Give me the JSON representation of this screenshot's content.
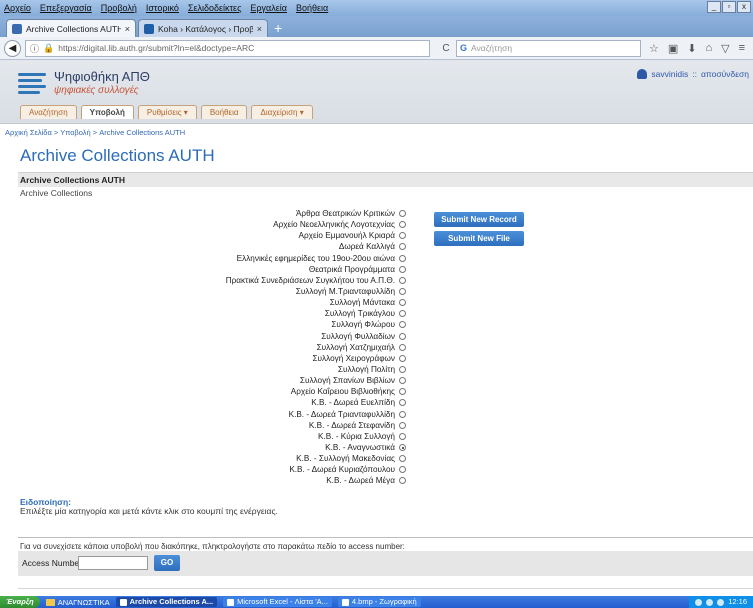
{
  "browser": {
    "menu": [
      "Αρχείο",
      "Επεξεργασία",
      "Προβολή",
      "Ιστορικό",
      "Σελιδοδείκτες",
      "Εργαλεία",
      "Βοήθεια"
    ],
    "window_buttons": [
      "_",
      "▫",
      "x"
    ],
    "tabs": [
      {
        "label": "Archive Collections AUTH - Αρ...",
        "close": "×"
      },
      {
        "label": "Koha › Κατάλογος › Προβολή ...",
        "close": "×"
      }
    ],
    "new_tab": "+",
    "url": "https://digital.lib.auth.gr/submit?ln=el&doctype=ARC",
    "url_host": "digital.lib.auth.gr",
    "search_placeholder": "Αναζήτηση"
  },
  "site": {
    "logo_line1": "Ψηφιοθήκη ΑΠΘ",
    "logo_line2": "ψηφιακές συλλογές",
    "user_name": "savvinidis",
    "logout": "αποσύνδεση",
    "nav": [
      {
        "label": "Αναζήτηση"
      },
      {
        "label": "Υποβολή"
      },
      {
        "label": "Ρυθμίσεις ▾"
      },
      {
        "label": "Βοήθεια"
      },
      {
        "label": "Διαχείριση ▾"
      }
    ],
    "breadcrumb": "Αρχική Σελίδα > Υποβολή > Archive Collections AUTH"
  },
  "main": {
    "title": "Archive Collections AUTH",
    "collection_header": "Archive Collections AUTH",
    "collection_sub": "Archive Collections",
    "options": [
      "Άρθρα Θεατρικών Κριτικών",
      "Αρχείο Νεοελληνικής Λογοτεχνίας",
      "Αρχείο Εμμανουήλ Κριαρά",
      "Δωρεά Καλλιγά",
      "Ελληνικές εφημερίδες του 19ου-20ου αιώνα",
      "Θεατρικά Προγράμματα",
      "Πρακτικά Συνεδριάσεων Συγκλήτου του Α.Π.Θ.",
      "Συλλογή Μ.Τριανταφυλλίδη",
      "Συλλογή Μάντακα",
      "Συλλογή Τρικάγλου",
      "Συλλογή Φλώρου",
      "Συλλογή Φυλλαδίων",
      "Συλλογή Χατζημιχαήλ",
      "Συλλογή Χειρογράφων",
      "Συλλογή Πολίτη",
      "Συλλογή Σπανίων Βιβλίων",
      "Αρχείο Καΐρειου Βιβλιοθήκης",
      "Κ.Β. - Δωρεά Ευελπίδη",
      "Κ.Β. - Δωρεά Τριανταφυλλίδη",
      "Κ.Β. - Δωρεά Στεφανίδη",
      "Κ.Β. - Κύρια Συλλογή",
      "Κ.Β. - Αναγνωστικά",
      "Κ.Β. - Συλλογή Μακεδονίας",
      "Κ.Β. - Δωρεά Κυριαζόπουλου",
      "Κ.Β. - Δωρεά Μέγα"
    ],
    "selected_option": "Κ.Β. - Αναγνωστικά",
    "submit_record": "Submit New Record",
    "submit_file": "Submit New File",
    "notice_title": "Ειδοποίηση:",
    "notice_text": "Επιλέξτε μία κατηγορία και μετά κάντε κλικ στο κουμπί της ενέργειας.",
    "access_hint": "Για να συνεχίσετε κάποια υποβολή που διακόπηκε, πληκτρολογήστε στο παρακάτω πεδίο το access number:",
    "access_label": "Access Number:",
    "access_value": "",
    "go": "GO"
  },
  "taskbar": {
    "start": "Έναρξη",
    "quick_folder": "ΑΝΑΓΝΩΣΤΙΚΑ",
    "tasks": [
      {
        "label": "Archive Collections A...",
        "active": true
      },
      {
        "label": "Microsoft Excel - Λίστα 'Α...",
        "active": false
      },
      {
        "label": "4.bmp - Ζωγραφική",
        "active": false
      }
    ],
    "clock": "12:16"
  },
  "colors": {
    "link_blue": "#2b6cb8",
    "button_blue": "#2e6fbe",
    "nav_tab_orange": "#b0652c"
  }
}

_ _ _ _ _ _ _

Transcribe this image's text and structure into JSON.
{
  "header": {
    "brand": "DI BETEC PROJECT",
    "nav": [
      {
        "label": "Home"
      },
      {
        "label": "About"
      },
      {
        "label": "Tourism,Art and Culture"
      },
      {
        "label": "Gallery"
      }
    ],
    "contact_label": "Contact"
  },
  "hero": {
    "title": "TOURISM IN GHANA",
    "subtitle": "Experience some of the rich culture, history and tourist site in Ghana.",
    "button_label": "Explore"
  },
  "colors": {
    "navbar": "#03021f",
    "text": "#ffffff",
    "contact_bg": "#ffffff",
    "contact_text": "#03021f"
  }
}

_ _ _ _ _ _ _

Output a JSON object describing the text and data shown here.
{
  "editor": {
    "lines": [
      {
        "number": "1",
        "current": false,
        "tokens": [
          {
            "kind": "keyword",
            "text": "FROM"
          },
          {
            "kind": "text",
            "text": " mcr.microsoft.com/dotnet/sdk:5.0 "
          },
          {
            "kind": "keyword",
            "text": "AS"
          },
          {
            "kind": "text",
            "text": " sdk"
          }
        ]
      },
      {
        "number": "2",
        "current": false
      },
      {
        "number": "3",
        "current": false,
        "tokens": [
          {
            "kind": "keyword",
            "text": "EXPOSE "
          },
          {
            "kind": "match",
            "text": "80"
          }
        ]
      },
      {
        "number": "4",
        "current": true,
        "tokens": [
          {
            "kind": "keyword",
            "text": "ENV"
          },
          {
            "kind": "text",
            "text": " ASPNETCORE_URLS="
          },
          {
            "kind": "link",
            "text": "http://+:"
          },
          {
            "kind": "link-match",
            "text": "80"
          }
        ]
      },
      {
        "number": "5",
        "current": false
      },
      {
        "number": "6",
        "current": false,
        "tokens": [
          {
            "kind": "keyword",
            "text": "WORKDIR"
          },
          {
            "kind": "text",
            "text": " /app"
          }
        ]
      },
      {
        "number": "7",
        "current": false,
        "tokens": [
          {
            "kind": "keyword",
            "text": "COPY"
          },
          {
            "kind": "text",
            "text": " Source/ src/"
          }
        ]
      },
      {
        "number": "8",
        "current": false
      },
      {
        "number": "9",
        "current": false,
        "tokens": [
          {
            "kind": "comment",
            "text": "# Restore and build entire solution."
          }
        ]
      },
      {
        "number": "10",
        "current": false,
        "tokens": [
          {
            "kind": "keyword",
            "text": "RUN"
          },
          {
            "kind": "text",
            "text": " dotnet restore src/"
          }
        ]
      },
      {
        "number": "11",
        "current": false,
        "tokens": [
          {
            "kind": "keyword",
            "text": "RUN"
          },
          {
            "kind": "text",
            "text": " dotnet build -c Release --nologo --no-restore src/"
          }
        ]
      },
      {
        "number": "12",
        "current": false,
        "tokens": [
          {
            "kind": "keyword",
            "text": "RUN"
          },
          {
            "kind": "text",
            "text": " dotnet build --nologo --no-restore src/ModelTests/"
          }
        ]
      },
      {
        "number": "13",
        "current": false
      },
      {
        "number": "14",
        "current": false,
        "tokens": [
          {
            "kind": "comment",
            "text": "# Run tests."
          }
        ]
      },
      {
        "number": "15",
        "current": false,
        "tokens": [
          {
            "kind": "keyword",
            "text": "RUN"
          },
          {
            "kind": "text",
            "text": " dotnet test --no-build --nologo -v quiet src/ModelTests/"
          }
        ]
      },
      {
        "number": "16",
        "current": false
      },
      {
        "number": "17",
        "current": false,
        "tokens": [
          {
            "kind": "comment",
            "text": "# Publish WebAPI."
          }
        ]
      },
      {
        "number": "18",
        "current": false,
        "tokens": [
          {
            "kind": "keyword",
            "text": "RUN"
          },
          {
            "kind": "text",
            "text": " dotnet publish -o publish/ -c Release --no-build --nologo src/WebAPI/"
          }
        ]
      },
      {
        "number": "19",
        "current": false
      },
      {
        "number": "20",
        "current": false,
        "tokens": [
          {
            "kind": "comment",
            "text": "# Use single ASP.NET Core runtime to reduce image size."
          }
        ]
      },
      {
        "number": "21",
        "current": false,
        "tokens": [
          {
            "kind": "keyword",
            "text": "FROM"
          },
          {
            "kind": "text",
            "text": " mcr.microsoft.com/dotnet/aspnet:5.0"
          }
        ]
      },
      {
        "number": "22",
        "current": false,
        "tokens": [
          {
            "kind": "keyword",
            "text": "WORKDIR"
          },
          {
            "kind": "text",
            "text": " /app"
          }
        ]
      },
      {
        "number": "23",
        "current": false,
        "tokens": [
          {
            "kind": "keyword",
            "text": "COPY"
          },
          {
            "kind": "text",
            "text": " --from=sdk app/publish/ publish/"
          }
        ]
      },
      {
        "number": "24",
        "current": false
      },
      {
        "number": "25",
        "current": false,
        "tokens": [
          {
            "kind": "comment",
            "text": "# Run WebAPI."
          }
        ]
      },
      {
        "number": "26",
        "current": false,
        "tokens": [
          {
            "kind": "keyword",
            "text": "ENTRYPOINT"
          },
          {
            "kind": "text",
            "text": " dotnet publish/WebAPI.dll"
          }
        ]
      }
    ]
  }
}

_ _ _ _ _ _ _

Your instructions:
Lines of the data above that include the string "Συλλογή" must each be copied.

Response to the task:
      "Συλλογή Μ.Τριανταφυλλίδη",
      "Συλλογή Μάντακα",
      "Συλλογή Τρικάγλου",
      "Συλλογή Φλώρου",
      "Συλλογή Φυλλαδίων",
      "Συλλογή Χατζημιχαήλ",
      "Συλλογή Χειρογράφων",
      "Συλλογή Πολίτη",
      "Συλλογή Σπανίων Βιβλίων",
      "Κ.Β. - Κύρια Συλλογή",
      "Κ.Β. - Συλλογή Μακεδονίας",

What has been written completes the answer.